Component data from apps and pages
────────────────

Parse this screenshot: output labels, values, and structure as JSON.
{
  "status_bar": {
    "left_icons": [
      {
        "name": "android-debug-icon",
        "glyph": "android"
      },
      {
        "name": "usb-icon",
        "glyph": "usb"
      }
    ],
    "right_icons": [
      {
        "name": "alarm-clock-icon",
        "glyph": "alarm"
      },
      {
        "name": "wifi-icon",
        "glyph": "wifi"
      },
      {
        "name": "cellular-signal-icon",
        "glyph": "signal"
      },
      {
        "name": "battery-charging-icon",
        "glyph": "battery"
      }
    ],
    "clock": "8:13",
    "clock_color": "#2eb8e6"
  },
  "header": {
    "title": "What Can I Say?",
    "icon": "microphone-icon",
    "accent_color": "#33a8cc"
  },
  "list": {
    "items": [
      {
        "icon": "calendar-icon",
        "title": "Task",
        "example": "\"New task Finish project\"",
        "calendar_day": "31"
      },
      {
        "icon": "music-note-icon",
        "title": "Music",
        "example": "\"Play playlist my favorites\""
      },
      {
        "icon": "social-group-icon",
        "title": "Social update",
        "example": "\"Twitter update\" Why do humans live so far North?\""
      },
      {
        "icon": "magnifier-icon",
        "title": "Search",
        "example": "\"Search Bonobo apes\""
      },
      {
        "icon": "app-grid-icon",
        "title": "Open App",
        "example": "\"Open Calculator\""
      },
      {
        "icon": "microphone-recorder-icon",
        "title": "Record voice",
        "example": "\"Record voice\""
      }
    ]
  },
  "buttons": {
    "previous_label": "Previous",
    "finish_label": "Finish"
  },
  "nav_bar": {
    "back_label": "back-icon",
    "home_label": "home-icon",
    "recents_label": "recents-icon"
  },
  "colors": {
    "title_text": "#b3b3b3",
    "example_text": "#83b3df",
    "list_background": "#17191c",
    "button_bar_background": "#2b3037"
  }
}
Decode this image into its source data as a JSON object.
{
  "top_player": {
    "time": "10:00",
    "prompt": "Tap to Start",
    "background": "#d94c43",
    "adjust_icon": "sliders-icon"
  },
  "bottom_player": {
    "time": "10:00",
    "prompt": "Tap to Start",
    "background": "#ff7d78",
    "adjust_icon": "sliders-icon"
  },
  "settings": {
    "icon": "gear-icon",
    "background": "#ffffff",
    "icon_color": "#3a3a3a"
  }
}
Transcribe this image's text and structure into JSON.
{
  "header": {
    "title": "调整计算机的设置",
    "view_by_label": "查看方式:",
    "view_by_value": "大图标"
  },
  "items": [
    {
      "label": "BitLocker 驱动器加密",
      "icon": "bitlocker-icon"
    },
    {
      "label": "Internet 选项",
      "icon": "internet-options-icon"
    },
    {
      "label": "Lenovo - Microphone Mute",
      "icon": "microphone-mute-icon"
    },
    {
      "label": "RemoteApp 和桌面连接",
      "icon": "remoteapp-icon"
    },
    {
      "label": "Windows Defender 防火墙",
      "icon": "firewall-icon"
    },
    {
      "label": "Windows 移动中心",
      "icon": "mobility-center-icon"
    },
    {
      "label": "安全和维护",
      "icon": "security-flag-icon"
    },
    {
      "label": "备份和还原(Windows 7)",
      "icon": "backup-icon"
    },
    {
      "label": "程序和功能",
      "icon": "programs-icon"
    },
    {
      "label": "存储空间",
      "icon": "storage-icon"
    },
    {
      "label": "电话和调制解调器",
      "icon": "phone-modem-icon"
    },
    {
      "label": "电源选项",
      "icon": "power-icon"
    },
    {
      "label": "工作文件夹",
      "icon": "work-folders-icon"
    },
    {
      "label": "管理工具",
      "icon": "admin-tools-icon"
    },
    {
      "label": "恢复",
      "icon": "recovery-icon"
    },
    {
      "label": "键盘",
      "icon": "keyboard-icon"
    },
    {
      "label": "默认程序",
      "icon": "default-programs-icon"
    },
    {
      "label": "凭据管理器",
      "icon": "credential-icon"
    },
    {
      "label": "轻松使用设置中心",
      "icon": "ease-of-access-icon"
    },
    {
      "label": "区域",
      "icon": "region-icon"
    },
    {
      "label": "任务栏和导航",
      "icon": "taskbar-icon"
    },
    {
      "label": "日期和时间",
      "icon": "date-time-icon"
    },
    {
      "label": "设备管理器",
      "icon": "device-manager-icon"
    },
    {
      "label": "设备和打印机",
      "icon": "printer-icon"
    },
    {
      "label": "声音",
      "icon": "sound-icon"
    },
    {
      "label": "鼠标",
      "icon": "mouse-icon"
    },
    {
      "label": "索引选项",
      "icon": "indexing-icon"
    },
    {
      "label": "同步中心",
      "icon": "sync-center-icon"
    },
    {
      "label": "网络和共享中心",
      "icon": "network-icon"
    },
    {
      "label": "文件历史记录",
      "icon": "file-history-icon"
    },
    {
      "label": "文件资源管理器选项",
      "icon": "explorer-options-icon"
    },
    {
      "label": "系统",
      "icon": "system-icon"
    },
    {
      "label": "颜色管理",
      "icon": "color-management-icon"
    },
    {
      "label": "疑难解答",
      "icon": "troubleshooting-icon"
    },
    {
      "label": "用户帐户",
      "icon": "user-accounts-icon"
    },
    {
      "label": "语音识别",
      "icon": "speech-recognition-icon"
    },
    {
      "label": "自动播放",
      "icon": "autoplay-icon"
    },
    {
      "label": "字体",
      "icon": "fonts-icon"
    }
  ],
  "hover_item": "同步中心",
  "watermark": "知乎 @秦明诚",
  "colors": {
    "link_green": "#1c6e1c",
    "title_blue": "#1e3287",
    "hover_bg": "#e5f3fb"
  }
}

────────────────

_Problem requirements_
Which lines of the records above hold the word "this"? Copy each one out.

_Your response_
Parse this screenshot: output labels, values, and structure as JSON.
Decode this image into its source data as a JSON object.
Transcribe this image's text and structure into JSON.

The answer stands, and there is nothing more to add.